==== DATASET ENTRIES ====
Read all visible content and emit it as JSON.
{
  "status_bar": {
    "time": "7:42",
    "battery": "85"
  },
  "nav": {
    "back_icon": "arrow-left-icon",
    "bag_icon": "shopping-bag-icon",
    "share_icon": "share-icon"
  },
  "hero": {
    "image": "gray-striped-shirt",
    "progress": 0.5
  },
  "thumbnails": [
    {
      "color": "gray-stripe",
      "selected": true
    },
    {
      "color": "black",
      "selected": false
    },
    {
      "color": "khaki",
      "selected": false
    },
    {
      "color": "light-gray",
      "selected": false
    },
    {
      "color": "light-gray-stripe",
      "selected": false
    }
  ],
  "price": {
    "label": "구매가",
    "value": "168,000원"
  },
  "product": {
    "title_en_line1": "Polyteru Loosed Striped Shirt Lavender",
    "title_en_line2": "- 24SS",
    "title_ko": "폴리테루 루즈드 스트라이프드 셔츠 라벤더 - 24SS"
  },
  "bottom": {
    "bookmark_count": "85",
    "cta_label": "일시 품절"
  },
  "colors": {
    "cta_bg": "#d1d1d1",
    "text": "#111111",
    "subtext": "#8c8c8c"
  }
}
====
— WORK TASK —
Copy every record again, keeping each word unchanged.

— WRITTEN ANSWER —
Read all visible content and emit it as JSON.
{
  "status_bar": {
    "time": "7:42",
    "battery": "85"
  },
  "nav": {
    "back_icon": "arrow-left-icon",
    "bag_icon": "shopping-bag-icon",
    "share_icon": "share-icon"
  },
  "hero": {
    "image": "gray-striped-shirt",
    "progress": 0.5
  },
  "thumbnails": [
    {
      "color": "gray-stripe",
      "selected": true
    },
    {
      "color": "black",
      "selected": false
    },
    {
      "color": "khaki",
      "selected": false
    },
    {
      "color": "light-gray",
      "selected": false
    },
    {
      "color": "light-gray-stripe",
      "selected": false
    }
  ],
  "price": {
    "label": "구매가",
    "value": "168,000원"
  },
  "product": {
    "title_en_line1": "Polyteru Loosed Striped Shirt Lavender",
    "title_en_line2": "- 24SS",
    "title_ko": "폴리테루 루즈드 스트라이프드 셔츠 라벤더 - 24SS"
  },
  "bottom": {
    "bookmark_count": "85",
    "cta_label": "일시 품절"
  },
  "colors": {
    "cta_bg": "#d1d1d1",
    "text": "#111111",
    "subtext": "#8c8c8c"
  }
}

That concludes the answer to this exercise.